  • Ever wonder what doctors would be if they weren’t doctors? Well UroStream has decided that if she wasn’t taking care of people, she’d be a restaurant critic. Sounds like a good premise for a sitcom. Urologist by day, restaurant connoisseur by night—I just hope she washes her hands. Here’s her story:
But I've thought this over, and I've finally reached my dream alternative career choice: restaurant critic. I mean, I love food, I have an adventuresome yet discriminating palate, I like to write, and I eat out a lot. If I could get paid to do this, it would indeed be my ideal job.
Early results suggest some compounds in mangoes work by activating or inhibiting groups of receptors known as peroxisome proliferator-activated receptors, or PPARs. PPARs play a role in cellular metabolism. The findings of this study could present positive nutritional health benefits for diabetes and high cholesterol.

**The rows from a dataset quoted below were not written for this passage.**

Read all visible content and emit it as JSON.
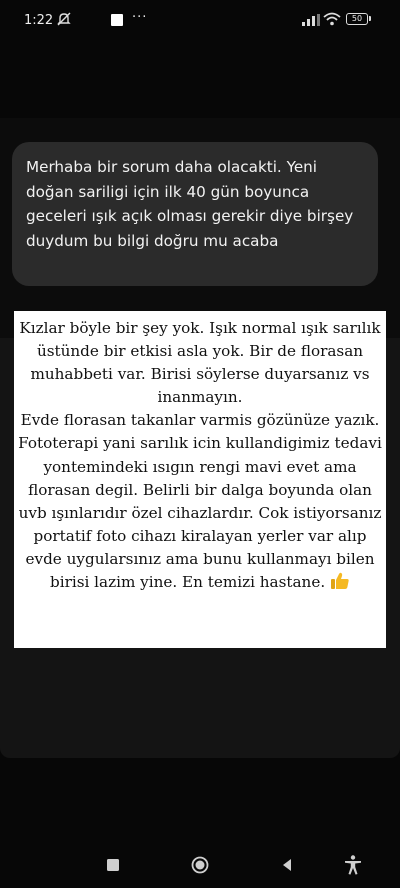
{
  "status_bar": {
    "time": "1:22",
    "battery": "50",
    "more": "···"
  },
  "question": {
    "text": "Merhaba bir sorum daha olacakti. Yeni doğan sariligi için ilk 40 gün boyunca geceleri ışık açık olması gerekir diye birşey duydum bu bilgi doğru mu acaba"
  },
  "answer": {
    "text": "Kızlar böyle bir şey yok. Işık normal ışık sarılık üstünde bir etkisi asla yok. Bir de florasan muhabbeti var. Birisi söylerse duyarsanız vs inanmayın.\nEvde florasan takanlar varmis gözünüze yazık.\nFototerapi yani sarılık icin kullandigimiz tedavi yontemindeki ısıgın rengi mavi evet ama florasan degil. Belirli bir dalga boyunda olan uvb ışınlarıdır özel cihazlardır. Cok istiyorsanız portatif foto cihazı kiralayan yerler var alıp evde uygularsınız ama bunu kullanmayı bilen birisi lazim yine. En temizi hastane.",
    "emoji": "thumbs-up-icon"
  },
  "colors": {
    "background": "#070707",
    "bubble": "#2b2b2b",
    "answer_bg": "#ffffff",
    "thumb": "#f5b923"
  }
}
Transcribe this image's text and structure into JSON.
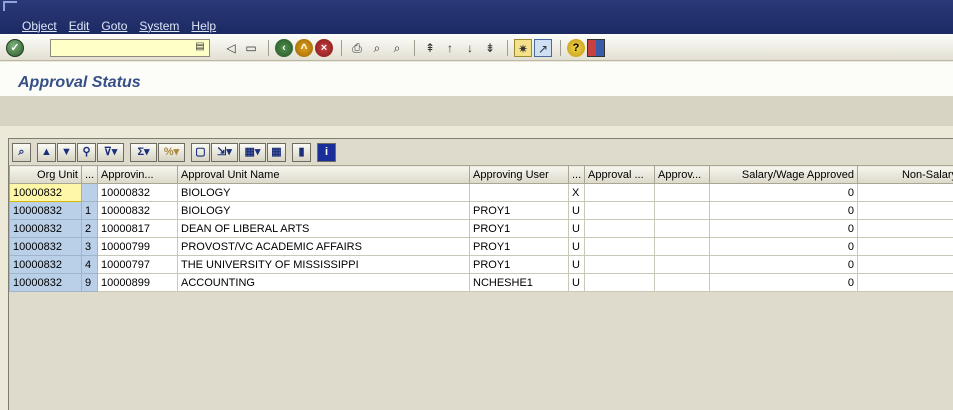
{
  "menubar": {
    "items": [
      "Object",
      "Edit",
      "Goto",
      "System",
      "Help"
    ]
  },
  "toolbar": {
    "command_value": "",
    "icons": [
      "enter-icon",
      "back-icon",
      "exit-icon",
      "cancel-icon",
      "print-icon",
      "find-icon",
      "find-next-icon",
      "first-page-icon",
      "previous-page-icon",
      "next-page-icon",
      "last-page-icon",
      "new-session-icon",
      "shortcut-icon",
      "help-icon",
      "layout-icon"
    ]
  },
  "title": "Approval Status",
  "alv": {
    "toolbar_icons": [
      "details-icon",
      "sort-ascending-icon",
      "sort-descending-icon",
      "find-icon",
      "filter-icon",
      "sum-icon",
      "subtotal-icon",
      "print-preview-icon",
      "export-icon",
      "spreadsheet-icon",
      "layout-icon",
      "graphic-icon",
      "info-icon"
    ],
    "columns": [
      "Org Unit",
      "...",
      "Approvin...",
      "Approval Unit Name",
      "Approving User",
      "...",
      "Approval ...",
      "Approv...",
      "Salary/Wage Approved",
      "Non-Salary"
    ],
    "rows": [
      [
        "10000832",
        "",
        "10000832",
        "BIOLOGY",
        "",
        "X",
        "",
        "",
        "0",
        ""
      ],
      [
        "10000832",
        "1",
        "10000832",
        "BIOLOGY",
        "PROY1",
        "U",
        "",
        "",
        "0",
        ""
      ],
      [
        "10000832",
        "2",
        "10000817",
        "DEAN OF LIBERAL ARTS",
        "PROY1",
        "U",
        "",
        "",
        "0",
        ""
      ],
      [
        "10000832",
        "3",
        "10000799",
        "PROVOST/VC ACADEMIC AFFAIRS",
        "PROY1",
        "U",
        "",
        "",
        "0",
        ""
      ],
      [
        "10000832",
        "4",
        "10000797",
        "THE UNIVERSITY OF MISSISSIPPI",
        "PROY1",
        "U",
        "",
        "",
        "0",
        ""
      ],
      [
        "10000832",
        "9",
        "10000899",
        "ACCOUNTING",
        "NCHESHE1",
        "U",
        "",
        "",
        "0",
        ""
      ]
    ]
  }
}
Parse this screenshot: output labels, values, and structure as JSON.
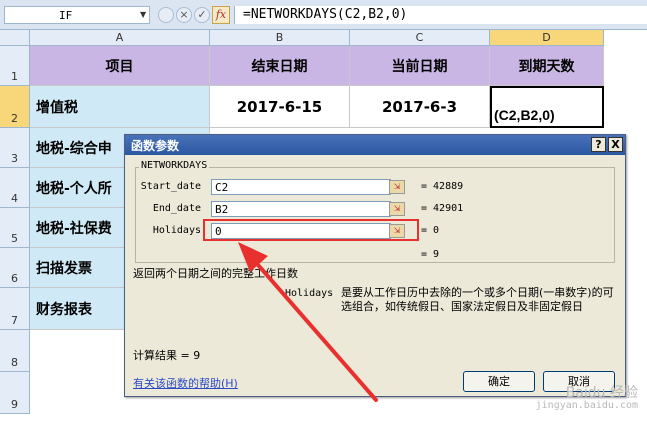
{
  "formula_bar": {
    "name_box": "IF",
    "cancel_icon": "×",
    "enter_icon": "✓",
    "fx_label": "fx",
    "formula": "=NETWORKDAYS(C2,B2,0)"
  },
  "columns": [
    "A",
    "B",
    "C",
    "D"
  ],
  "rows": [
    "1",
    "2",
    "3",
    "4",
    "5",
    "6",
    "7",
    "8",
    "9"
  ],
  "sheet": {
    "headers": [
      "项目",
      "结束日期",
      "当前日期",
      "到期天数"
    ],
    "labels": [
      "增值税",
      "地税-综合申",
      "地税-个人所",
      "地税-社保费",
      "扫描发票",
      "财务报表"
    ],
    "row2": {
      "end_date": "2017-6-15",
      "current_date": "2017-6-3",
      "editing": "(C2,B2,0)"
    }
  },
  "dialog": {
    "title": "函数参数",
    "help_btn": "?",
    "close_btn": "X",
    "function_name": "NETWORKDAYS",
    "args": [
      {
        "name": "Start_date",
        "value": "C2",
        "result": "= 42889"
      },
      {
        "name": "End_date",
        "value": "B2",
        "result": "= 42901"
      },
      {
        "name": "Holidays",
        "value": "0",
        "result": "= 0"
      }
    ],
    "func_result": "= 9",
    "description": "返回两个日期之间的完整工作日数",
    "arg_help_name": "Holidays",
    "arg_help_text": "是要从工作日历中去除的一个或多个日期(一串数字)的可选组合，如传统假日、国家法定假日及非固定假日",
    "calc_result": "计算结果 =  9",
    "help_link": "有关该函数的帮助(H)",
    "ok": "确定",
    "cancel": "取消"
  },
  "watermark": {
    "logo": "Baidu 经验",
    "url": "jingyan.baidu.com"
  },
  "colors": {
    "header_fill": "#c9b6e4",
    "label_fill": "#cfe9f6",
    "highlight": "#e8302f",
    "title_bar": "#2c57a2"
  }
}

Furthermore, preliminary findings also suggest that mango skin, often a component of mango juice, is particularly rich in these compounds.
Trackbacks (0) Links to blogs that reference this article Trackback URL
Comments (0) Read through and enter the discussion with the form at the end
Post A Comment / Question Use this form to add a comment to this entry.







Remember personal info?